▸ **What the exercise asks**:
In the listing that follows, find the lines with the string "color" and report how many there are, without commentary.
_ _ _ _ _
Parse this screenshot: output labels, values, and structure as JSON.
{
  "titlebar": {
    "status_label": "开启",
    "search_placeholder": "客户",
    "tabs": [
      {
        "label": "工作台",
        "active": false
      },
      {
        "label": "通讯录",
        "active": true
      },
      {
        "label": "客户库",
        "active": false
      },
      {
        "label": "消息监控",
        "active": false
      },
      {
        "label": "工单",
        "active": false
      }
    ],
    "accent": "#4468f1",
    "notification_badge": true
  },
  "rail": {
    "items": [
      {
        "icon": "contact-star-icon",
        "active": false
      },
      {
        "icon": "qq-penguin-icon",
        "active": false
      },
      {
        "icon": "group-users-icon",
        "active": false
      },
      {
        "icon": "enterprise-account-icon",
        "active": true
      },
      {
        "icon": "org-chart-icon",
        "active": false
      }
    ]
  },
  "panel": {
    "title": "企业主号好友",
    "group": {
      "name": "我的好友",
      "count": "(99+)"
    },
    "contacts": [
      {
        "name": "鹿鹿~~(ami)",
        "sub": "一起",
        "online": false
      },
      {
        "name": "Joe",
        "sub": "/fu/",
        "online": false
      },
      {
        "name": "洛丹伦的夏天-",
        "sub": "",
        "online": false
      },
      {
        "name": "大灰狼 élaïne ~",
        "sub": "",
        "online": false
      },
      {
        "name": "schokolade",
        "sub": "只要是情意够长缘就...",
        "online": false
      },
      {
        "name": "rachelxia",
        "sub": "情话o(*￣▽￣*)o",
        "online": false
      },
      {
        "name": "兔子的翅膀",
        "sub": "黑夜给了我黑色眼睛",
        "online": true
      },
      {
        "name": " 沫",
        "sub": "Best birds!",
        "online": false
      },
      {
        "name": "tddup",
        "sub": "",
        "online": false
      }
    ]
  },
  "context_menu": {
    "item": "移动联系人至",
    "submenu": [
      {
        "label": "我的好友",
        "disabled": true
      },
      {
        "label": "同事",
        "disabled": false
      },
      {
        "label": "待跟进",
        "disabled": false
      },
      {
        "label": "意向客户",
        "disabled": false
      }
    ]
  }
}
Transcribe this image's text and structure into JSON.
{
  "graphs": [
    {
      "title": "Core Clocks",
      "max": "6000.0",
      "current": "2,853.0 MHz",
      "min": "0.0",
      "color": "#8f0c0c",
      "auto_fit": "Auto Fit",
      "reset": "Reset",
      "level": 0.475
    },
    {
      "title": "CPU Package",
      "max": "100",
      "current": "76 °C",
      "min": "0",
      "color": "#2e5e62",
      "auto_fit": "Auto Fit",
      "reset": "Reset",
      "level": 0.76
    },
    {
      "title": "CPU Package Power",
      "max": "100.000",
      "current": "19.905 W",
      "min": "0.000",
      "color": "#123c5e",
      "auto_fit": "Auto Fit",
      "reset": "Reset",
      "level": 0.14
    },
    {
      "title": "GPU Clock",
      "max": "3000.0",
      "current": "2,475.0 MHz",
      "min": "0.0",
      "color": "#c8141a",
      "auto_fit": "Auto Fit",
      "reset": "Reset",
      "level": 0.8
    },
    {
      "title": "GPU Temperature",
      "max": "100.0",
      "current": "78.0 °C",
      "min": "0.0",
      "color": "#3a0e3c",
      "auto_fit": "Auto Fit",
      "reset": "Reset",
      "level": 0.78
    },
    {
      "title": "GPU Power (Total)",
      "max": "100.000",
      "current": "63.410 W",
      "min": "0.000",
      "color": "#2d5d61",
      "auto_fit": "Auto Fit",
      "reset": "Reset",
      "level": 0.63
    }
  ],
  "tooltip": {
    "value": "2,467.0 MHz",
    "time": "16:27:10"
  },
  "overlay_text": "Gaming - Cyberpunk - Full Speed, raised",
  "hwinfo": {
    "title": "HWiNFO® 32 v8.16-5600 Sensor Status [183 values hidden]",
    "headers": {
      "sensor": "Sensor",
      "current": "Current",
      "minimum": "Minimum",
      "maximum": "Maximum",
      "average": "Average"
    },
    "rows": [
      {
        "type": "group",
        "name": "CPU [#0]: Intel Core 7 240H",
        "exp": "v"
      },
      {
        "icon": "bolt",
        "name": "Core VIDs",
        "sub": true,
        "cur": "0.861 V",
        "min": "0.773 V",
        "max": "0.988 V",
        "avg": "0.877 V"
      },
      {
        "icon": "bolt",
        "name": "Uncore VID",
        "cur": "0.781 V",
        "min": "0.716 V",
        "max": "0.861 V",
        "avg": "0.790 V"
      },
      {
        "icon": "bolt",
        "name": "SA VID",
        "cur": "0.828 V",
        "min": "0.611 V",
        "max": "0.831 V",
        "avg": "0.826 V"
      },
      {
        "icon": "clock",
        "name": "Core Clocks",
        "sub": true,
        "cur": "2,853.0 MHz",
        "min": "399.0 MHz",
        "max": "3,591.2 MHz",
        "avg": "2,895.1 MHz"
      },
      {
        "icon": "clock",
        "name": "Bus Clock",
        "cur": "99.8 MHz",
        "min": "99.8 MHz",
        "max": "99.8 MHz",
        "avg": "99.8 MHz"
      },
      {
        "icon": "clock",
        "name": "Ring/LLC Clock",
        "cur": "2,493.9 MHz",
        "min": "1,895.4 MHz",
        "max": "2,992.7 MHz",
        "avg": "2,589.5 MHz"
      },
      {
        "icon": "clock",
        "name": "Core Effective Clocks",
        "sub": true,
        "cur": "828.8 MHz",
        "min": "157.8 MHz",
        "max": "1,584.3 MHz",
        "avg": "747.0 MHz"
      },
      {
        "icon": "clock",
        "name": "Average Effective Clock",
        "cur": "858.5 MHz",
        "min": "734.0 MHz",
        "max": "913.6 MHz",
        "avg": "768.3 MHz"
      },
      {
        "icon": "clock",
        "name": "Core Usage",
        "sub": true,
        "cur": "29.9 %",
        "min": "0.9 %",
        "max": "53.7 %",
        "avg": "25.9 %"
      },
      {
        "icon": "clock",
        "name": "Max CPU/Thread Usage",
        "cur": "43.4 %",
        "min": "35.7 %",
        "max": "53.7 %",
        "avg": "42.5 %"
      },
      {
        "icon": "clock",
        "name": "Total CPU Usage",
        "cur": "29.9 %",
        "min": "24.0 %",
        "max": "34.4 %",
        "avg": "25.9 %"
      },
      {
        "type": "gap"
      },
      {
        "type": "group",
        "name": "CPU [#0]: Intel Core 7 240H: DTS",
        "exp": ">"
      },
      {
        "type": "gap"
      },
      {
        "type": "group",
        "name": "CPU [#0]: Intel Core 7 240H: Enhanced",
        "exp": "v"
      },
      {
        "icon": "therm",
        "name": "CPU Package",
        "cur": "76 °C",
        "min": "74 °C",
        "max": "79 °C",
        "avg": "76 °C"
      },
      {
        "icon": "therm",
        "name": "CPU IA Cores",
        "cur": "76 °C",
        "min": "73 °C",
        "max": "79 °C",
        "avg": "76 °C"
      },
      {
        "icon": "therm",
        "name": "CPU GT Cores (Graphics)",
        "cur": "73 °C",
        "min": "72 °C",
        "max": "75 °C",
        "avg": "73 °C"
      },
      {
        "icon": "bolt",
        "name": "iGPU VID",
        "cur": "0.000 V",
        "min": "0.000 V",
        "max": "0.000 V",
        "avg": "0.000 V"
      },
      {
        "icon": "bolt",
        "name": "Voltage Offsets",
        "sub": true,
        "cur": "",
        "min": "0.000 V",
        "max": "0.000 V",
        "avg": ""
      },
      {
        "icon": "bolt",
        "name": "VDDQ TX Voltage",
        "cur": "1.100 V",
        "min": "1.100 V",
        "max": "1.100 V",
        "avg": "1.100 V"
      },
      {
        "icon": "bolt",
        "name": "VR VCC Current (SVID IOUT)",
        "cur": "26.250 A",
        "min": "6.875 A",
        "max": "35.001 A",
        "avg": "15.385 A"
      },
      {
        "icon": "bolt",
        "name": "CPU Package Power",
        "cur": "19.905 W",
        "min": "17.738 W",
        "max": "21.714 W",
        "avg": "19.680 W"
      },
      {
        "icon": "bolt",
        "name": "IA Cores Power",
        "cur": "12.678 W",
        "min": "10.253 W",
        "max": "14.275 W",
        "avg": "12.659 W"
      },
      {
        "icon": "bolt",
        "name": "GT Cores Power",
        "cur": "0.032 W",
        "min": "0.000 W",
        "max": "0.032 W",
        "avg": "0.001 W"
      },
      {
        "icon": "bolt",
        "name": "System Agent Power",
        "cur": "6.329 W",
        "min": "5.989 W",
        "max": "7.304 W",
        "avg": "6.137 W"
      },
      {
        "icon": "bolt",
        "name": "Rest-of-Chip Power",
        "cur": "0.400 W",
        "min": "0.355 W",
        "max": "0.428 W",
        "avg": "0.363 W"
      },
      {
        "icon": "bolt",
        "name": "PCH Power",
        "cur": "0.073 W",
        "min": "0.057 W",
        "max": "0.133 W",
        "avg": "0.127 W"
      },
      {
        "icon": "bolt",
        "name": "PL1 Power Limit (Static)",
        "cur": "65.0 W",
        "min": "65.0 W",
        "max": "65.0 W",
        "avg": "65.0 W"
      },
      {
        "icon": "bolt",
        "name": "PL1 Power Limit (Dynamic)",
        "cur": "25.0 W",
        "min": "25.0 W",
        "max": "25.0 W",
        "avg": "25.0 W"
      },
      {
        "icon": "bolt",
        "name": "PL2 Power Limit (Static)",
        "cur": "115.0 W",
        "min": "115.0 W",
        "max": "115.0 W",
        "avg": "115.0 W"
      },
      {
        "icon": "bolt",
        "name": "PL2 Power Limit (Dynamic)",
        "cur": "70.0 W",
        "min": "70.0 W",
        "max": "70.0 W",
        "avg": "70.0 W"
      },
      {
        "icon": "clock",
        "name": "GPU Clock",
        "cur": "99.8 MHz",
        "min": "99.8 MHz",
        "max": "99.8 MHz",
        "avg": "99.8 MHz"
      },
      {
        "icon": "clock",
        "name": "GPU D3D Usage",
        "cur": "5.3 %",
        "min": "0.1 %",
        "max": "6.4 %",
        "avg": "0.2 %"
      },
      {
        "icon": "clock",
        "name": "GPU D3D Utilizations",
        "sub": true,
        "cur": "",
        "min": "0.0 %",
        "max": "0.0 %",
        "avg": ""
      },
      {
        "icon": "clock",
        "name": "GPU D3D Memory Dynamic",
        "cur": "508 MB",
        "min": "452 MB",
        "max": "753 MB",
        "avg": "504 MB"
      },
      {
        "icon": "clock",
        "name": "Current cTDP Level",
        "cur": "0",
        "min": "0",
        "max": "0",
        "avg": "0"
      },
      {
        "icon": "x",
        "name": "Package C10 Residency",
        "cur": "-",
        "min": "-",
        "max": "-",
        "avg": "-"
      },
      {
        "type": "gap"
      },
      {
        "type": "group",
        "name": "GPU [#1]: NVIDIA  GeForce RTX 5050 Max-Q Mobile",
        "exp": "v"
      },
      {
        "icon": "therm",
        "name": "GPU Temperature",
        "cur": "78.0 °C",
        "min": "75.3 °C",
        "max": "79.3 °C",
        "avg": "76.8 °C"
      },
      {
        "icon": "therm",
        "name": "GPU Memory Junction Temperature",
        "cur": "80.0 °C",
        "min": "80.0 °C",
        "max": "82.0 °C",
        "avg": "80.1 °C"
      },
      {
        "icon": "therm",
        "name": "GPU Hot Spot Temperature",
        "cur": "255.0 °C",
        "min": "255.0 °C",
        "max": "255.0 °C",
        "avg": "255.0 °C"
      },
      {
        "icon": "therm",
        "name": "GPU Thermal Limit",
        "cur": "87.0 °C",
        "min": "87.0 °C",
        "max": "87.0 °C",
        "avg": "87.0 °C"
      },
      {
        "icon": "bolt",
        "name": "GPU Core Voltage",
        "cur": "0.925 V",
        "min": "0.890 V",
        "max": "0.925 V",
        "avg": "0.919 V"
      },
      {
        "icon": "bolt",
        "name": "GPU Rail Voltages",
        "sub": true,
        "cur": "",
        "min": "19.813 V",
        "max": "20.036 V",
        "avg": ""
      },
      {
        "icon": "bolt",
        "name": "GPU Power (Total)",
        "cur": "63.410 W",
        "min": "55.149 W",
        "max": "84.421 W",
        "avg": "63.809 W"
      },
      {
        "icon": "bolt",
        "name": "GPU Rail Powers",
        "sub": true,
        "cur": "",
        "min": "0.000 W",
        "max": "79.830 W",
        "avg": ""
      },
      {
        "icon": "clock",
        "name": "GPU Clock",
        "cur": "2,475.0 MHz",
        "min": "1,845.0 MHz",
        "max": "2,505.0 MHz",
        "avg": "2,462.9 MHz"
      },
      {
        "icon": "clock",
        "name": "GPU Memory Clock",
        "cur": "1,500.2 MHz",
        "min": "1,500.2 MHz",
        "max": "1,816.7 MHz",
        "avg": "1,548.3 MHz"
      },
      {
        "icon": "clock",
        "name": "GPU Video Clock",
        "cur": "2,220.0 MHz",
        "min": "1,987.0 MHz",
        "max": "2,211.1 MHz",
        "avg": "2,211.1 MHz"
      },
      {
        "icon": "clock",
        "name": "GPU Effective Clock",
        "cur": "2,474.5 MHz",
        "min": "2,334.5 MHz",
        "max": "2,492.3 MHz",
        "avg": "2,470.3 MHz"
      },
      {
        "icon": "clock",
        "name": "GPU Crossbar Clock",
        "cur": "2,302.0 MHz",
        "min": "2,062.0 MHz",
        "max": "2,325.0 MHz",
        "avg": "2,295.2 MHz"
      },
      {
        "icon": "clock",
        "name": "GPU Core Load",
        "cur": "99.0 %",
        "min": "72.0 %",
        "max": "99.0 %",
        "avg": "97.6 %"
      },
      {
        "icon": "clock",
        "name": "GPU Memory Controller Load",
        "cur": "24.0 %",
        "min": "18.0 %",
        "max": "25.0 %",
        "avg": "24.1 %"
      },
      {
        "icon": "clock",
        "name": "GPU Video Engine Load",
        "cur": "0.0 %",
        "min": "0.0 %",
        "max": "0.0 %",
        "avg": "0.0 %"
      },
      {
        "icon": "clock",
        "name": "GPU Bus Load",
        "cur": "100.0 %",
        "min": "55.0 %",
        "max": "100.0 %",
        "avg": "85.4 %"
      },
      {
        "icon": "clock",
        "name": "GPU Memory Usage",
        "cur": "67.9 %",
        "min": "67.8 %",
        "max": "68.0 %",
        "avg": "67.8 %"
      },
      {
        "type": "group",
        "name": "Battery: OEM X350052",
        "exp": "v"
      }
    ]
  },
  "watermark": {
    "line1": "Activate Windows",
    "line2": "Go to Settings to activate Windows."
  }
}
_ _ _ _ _
▸ **Answer to the exercise**:
6